Exercise Midnight Sun - Greenland 2008

Base Camp News

 

21st July 2008

 

Day three of the set up phase; still not a cloud in the sky, with the temperature in the sun reaching 20°C!  This is all very well if you want a sun tan but if you want to get any sort of business done it can be frustrating.  Everybody who is anybody is still out hunting and fishing and are not expected back until sometime on Monday.  ‘Imakak’ is a Greenlandic word meaning ‘maybe’ but is best likened to the Spanish word ‘mañana’.  There is no point in fighting it as there will be only one loser.

 

UnloadingWith that in mind, this morning we jumped aboard Kai’s boat ‘Nivi’ and took a trip south to the Olivine (a mineral that is used in smelting of aluminium) mining community in Seqi.  It has the appearance of a dusty Welsh slag heap with all its charm removed – think green Martian landscape and you will get the picture.  Huge Volvo dumper trucks ferry load after load of the olive drab green crushed ore to dockside, where it is conveyed into the bowls of a huge Panama registered transport ship.  56,000 tons is moved every 60 hrs, according to the ship’s captain.  The machine that is Seqi never sleeps.

 

Thankfully only a short part of the day was spent in pursuit of that little known fetish of industrial voyeurism.  The journey south along the western seaboard was great fun, yet again we were blessed with near mirror calm seas.  We were joined along the way by two humpbacked whales, which blew plumes of sea water as they surfaced and flashed flukes as they dived back to the artic depths.
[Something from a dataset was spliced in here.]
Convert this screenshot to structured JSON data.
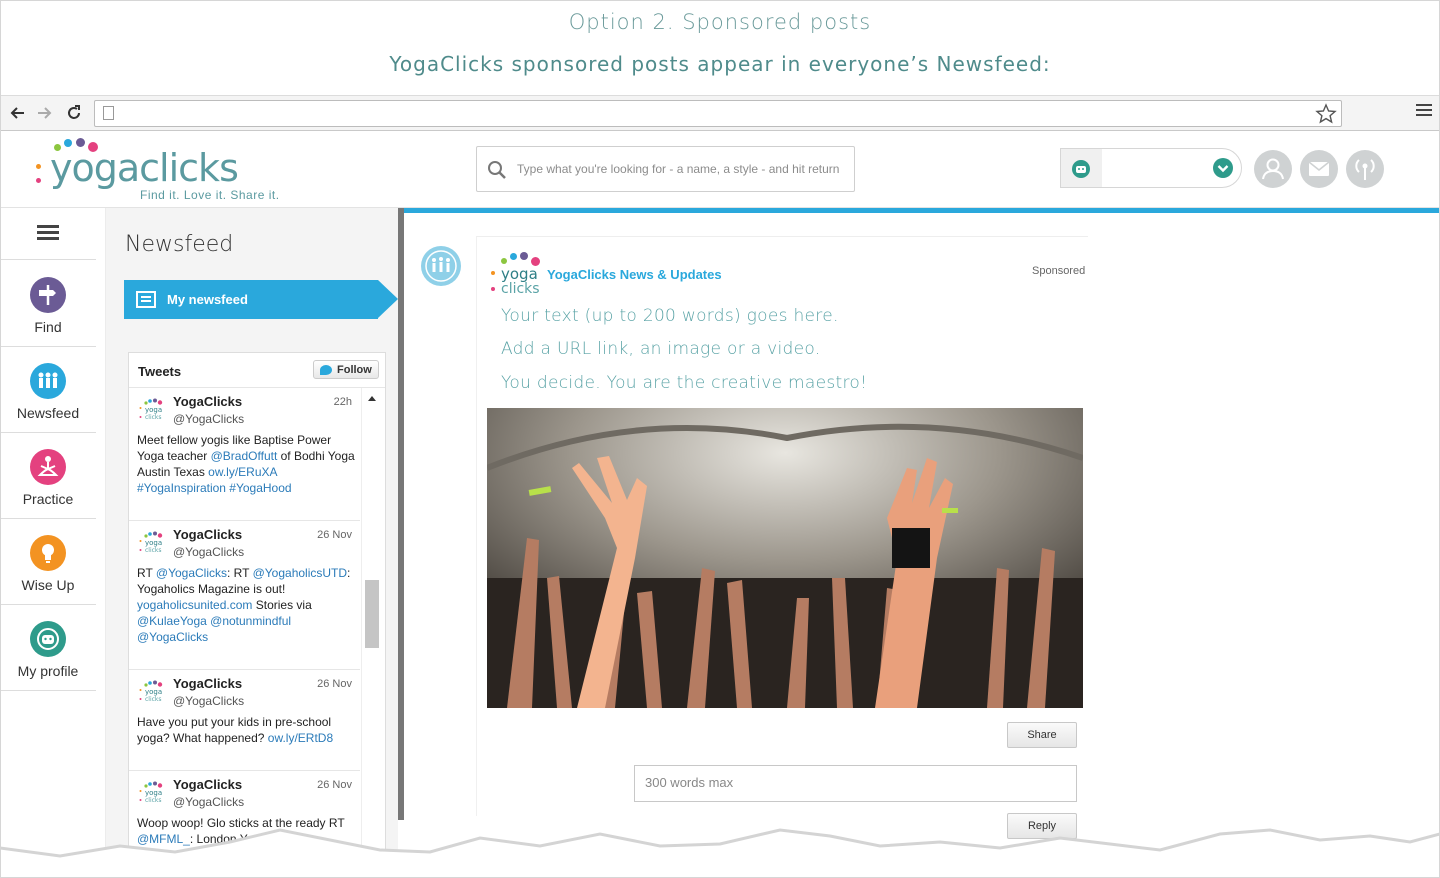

It is a real privilege to share even a short amount of time with these leviathans of the seas.  The occasional iceberg bobbed by making their way back to the north – small ones, we were told, though they looked about the size a couple of double-decker busses (and that is only the bit that we could see). IceburgWe passed many a fishing boat filled with happy families and saw many a drift-wood fire smouldering on the coast which explained where all the inhabitants of Maniitsoq were.  As we travelled south we also passed over a large number of kelp forests, arranged in Sargasso type strips, whose hawser like fronds stretched up from unimaginable depths and lay languidly on the surface. 

 

The way back was equally as eventful; as we approached the seaward end of Fiskefjord the tide was on the way out.  This causes a large standing wave to form across the fjord entrance, something similar in appearance to the River Severn bore except that this one stays put.  Neils, the skipper of Nivi, shouted ‘hold on’ and then took our now seemingly small craft over the crest of the wave.  We dropped down the other side running with the sea into rough water interspersed with large whirlpools whose centres disappeared to the depths.  Nivi was buffeted about for a good 5 minutes or so until we could get clear out into the open sea, by which time the wind and waves had got up and the AtlanticManiitsoq began to take a far less benign appearance. So it was back to weaving amongst the islets and back to Maniitsoq.

 

All in all another interesting day but we still have lot of business to iron out before we leave for Kangaamiut on Tuesday.  Hopefully everybody is back home from their various trips tomorrow.

 

John HW